Finally, Ethics also play a part in deciding who is an acceptable partner in our journey. If you had a say in the matter, would you still allow a human-right violating government agency to use your products? Consider the developer protests sparked by ICE Contract With GitHub. In a more recent event, a third-party started acting as malware in protest against the war in Ukraine, deleting users’ files and popping anti-war messages. As difficult as it may be to argue against the intention, the results were damaging to the greater open-source community’s credibility.
Indeed, there are a lot of aspects to consider before picking a dependency. On the positive side, most of the checks are either per-project (regardless of how many different alternative libraries can fit) or per-library (that can be considered for the next project) so it won’t be too surprising if we choose to stick with the library we already have.
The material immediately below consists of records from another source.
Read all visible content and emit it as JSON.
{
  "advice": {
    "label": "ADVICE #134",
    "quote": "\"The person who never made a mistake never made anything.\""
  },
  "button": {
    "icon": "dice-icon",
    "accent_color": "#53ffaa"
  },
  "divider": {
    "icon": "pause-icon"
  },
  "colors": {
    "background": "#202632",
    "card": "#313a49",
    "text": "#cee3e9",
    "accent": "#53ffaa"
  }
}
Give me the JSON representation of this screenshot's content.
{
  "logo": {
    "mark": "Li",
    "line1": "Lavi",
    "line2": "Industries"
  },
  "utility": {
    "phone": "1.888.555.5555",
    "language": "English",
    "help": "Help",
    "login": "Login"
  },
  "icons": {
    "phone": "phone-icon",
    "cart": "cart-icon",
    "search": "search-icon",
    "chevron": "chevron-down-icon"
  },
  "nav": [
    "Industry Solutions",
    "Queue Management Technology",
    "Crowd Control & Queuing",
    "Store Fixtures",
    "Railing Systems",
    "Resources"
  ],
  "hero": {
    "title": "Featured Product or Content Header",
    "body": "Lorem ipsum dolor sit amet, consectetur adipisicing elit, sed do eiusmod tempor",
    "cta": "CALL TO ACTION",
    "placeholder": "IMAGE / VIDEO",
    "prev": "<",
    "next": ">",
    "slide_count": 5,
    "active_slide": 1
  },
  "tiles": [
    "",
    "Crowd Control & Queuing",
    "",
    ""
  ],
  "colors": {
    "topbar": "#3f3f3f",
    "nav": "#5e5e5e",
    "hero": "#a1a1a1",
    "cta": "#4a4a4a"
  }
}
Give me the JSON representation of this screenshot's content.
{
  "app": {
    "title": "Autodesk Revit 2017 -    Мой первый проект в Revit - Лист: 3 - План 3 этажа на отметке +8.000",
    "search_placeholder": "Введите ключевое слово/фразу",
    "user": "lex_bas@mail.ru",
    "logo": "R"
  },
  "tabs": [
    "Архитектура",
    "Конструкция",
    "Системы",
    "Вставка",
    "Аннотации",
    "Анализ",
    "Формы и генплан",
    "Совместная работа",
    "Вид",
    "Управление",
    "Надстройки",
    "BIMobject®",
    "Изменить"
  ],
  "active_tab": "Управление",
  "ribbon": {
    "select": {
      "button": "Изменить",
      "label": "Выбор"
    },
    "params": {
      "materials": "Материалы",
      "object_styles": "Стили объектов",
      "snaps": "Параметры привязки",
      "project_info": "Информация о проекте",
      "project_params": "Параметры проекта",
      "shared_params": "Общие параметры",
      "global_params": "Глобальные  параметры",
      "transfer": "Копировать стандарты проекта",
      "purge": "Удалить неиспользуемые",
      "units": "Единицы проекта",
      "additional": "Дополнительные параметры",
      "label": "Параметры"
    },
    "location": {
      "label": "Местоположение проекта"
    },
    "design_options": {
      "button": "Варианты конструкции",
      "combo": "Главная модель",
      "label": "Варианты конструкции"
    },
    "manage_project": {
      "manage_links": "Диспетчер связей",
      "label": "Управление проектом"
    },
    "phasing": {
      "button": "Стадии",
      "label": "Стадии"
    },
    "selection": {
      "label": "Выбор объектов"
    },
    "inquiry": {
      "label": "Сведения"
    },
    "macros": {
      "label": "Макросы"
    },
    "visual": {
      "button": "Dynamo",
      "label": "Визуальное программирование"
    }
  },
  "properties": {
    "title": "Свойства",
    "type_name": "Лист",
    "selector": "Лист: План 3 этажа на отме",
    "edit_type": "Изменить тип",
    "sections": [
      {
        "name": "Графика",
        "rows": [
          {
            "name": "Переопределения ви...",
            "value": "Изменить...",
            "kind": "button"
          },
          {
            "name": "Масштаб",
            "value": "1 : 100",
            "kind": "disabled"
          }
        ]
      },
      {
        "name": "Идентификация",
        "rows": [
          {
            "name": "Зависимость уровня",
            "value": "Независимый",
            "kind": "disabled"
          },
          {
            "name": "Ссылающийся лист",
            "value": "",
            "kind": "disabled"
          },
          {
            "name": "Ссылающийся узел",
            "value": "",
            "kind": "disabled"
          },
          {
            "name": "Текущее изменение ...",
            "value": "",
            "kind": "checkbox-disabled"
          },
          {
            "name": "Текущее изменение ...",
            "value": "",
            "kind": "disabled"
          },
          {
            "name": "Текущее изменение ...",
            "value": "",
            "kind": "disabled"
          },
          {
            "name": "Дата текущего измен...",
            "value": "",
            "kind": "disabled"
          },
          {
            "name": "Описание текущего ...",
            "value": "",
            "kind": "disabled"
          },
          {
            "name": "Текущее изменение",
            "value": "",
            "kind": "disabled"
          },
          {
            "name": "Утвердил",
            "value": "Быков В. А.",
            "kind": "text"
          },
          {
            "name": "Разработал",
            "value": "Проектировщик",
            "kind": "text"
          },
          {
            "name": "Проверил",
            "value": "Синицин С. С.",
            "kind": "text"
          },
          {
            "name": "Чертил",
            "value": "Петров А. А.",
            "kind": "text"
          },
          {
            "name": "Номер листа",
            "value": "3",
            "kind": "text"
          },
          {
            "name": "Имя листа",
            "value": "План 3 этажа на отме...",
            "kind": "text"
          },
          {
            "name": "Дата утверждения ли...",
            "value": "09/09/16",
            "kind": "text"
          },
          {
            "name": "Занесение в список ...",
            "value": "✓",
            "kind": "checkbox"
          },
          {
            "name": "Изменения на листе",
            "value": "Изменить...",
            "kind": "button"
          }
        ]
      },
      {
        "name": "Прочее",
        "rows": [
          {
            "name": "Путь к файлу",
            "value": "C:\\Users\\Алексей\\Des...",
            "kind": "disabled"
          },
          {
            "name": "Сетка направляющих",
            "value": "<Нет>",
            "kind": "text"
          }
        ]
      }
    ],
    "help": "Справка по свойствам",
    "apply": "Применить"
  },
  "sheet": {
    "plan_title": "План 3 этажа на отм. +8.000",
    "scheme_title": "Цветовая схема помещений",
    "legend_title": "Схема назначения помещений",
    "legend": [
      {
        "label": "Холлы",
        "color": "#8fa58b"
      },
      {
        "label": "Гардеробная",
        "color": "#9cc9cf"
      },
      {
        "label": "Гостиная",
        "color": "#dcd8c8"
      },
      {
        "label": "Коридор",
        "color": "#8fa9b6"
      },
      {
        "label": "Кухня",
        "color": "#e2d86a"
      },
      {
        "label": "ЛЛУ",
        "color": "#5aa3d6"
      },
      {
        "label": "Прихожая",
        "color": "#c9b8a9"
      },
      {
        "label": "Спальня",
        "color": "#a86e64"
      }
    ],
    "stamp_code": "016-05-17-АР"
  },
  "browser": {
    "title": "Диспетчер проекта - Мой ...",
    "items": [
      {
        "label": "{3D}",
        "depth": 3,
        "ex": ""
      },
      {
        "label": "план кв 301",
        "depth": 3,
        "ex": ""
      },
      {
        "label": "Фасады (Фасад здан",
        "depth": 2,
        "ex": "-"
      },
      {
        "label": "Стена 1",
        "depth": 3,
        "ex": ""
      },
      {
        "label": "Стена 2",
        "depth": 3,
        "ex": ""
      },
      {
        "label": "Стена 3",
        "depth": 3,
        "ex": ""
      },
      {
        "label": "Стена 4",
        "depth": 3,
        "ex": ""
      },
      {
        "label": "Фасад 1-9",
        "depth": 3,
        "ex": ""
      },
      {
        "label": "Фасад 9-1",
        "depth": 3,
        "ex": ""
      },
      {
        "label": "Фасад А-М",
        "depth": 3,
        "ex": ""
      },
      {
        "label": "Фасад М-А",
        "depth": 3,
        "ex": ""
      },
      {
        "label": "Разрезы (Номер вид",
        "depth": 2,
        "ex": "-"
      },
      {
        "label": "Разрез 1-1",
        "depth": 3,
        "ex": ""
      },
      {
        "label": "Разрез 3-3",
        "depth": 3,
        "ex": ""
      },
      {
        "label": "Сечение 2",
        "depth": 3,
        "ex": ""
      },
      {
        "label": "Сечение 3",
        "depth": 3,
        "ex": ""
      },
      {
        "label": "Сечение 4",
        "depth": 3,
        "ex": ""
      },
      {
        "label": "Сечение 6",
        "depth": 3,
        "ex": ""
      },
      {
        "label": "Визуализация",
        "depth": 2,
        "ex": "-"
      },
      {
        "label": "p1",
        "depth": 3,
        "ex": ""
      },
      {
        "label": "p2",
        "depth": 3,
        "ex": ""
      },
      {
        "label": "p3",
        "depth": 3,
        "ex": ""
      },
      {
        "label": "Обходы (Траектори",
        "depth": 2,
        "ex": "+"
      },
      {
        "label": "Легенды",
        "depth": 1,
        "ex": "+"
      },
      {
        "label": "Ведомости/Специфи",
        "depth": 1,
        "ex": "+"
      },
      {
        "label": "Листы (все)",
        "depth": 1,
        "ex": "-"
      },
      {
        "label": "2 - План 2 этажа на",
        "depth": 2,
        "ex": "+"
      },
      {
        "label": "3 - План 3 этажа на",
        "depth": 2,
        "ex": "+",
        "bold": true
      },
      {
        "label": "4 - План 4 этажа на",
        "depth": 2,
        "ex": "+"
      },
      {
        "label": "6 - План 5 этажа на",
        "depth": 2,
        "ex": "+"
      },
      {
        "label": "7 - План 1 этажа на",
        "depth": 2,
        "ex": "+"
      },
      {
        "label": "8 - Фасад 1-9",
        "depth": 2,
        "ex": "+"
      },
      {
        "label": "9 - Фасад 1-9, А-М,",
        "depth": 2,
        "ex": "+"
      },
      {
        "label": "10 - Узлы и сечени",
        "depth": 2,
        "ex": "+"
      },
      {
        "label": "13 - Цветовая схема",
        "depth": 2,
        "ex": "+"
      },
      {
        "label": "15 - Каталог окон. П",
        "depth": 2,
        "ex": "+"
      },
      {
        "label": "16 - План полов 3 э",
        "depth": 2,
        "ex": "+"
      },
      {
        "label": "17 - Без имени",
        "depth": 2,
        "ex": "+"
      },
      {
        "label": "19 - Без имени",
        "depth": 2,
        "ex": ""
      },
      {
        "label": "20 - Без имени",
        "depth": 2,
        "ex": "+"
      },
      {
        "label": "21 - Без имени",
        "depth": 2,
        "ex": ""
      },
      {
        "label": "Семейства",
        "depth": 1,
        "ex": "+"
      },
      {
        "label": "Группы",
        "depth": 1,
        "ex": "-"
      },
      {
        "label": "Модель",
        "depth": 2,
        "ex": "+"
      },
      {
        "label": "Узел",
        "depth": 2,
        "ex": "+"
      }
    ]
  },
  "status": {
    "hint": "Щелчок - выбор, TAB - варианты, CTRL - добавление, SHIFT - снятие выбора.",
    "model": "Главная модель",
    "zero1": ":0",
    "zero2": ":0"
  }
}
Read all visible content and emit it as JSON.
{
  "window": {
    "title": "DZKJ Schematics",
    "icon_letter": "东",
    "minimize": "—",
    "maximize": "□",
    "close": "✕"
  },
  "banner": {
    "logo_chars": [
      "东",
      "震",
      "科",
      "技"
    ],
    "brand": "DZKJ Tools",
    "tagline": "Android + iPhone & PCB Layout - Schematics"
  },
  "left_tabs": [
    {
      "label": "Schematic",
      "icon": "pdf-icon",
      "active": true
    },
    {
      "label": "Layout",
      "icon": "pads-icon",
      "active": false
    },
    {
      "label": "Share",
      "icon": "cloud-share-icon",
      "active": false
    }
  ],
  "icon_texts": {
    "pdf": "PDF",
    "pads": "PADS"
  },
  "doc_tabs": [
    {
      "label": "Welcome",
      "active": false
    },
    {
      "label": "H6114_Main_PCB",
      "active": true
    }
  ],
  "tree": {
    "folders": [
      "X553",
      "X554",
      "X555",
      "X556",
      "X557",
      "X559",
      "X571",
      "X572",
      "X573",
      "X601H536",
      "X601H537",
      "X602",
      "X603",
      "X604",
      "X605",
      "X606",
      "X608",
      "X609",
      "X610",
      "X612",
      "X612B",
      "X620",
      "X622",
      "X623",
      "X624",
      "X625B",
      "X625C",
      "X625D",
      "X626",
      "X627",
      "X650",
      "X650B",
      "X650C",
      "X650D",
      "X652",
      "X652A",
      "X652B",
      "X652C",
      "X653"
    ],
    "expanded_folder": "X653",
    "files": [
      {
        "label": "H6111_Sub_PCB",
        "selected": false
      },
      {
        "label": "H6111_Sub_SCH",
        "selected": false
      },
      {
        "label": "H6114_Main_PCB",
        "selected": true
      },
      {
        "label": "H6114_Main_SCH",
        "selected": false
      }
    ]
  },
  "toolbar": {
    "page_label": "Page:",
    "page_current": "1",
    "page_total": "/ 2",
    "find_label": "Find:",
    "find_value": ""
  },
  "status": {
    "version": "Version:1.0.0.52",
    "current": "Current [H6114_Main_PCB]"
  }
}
As mentioned earlier, at the bottom-line the important question to consider is “Will it help or hinder me from making an amazing product?”.